**WORK REQUIRED:** This task calls for copying every line of the records that includes the word "Motor".

Page and application data records:
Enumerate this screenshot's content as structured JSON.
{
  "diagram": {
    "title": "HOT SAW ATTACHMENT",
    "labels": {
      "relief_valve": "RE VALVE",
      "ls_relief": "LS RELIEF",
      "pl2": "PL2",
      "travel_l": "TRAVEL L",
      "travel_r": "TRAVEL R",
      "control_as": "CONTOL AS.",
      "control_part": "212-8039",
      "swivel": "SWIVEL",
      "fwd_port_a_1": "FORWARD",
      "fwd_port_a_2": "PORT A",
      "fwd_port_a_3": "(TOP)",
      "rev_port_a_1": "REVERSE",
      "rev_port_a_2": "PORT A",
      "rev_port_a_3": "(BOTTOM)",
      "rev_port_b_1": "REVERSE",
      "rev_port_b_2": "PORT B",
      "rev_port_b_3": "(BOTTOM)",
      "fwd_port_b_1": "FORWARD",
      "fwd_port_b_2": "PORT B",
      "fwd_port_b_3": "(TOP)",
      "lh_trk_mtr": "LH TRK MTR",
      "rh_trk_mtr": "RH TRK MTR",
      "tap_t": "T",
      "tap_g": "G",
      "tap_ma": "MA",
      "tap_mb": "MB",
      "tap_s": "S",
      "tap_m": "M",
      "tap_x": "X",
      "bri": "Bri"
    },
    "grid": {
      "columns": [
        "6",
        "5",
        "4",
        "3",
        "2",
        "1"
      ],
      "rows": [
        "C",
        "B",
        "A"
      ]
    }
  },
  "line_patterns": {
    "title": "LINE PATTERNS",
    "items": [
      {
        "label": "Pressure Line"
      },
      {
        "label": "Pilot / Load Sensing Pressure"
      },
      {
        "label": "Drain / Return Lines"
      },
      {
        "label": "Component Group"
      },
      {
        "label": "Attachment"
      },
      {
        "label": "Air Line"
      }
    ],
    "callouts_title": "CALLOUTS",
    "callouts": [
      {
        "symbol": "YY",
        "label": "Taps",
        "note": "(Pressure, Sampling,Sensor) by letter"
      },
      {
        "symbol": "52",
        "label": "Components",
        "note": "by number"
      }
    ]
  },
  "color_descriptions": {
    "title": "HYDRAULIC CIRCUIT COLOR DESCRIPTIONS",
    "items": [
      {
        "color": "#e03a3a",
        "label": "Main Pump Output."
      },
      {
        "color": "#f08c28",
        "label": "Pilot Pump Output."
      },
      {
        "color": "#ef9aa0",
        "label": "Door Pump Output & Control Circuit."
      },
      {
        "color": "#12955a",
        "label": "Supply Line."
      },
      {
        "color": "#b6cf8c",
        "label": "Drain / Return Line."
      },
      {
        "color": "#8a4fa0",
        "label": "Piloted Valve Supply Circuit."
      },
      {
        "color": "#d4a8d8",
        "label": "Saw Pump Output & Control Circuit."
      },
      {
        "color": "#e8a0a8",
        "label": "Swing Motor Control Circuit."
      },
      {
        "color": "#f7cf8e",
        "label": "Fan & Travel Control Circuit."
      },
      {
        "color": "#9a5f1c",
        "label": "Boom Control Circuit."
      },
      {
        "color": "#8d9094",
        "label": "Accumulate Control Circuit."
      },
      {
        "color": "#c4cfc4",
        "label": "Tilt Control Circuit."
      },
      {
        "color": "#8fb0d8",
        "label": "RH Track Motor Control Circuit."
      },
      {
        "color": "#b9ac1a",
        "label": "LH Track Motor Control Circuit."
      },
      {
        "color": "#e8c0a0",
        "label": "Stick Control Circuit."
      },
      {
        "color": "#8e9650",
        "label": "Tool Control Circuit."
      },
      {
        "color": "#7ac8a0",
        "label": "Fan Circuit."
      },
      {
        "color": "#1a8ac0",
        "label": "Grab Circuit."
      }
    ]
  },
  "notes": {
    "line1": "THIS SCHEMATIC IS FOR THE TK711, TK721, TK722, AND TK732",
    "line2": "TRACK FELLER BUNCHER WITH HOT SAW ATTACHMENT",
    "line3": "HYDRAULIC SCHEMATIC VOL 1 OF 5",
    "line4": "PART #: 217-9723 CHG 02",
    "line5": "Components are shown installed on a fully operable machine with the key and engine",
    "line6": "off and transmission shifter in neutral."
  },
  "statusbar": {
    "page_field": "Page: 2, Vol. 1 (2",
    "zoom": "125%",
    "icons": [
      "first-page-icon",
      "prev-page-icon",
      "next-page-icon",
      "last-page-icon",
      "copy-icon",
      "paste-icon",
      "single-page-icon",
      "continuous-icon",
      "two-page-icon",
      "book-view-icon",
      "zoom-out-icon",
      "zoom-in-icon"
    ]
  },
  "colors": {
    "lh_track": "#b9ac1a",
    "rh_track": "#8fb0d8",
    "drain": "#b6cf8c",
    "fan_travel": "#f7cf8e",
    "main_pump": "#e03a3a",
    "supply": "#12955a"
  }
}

**WRITTEN RESPONSE:**
        "label": "Swing Motor Control Circuit."
        "label": "RH Track Motor Control Circuit."
        "label": "LH Track Motor Control Circuit."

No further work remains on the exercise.